The first half of Henry VIII’s inventory was purchased by Gustav Brander, a Fellow of the Society. After Brander’s death in 1790, the volume was sold at auction to the Society’s Treasurer, John Topham. The second half was acquired by Robert Harley, Earl of Oxford, and is now in the British Library. A major scholarly project supported by the Society of Antiquaries has published a full edition of the inventory.
- Production Place
- Ink on paper
- 14 September 1547
- 14 September 1547

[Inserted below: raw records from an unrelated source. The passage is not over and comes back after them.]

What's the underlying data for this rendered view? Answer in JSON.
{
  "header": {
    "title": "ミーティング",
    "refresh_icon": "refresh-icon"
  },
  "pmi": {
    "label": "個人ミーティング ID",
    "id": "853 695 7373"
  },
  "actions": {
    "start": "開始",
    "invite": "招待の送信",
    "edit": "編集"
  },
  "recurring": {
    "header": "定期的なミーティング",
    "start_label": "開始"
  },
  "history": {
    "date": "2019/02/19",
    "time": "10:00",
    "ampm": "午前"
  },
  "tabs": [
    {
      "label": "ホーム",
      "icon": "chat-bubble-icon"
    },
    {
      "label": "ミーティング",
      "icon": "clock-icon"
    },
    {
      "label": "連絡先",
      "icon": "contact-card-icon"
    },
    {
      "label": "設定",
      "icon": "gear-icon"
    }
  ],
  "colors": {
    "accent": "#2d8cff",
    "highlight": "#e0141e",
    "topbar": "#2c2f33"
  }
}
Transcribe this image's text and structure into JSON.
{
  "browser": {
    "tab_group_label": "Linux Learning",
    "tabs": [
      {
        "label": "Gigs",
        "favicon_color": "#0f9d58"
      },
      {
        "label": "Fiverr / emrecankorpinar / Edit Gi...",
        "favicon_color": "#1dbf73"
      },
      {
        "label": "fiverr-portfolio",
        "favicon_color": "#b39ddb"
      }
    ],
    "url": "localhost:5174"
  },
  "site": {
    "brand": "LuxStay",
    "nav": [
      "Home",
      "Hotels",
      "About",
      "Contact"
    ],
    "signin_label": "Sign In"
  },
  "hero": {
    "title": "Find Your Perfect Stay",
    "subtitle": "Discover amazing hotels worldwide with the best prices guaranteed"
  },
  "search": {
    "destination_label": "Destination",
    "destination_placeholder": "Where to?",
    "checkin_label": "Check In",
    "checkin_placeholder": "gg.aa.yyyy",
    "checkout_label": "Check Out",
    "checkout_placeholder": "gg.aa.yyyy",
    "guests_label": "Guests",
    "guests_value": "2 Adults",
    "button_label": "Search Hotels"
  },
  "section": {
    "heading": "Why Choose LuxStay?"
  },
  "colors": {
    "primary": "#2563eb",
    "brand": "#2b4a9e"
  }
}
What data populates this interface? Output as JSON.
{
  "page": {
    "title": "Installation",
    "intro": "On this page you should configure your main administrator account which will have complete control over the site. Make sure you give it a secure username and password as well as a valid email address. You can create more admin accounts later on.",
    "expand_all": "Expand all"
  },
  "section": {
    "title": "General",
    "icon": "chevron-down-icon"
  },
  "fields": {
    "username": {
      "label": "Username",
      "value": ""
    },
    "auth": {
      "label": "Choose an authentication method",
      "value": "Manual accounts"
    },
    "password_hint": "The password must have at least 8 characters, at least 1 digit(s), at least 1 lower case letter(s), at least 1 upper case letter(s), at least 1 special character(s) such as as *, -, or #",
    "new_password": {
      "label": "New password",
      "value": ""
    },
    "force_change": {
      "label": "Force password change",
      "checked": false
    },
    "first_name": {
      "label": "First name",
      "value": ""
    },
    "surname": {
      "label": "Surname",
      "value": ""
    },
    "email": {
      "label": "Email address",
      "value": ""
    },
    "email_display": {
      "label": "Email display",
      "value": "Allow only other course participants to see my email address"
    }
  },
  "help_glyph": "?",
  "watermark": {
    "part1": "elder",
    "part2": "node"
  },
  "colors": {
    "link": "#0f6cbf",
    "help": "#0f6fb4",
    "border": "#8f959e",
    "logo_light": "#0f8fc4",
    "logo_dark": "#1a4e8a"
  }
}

- Purchased for the Society of Antiquaries by John Topham, Treasurer SA, from Brander's sale, 8-13 February 1790, lot. 1164.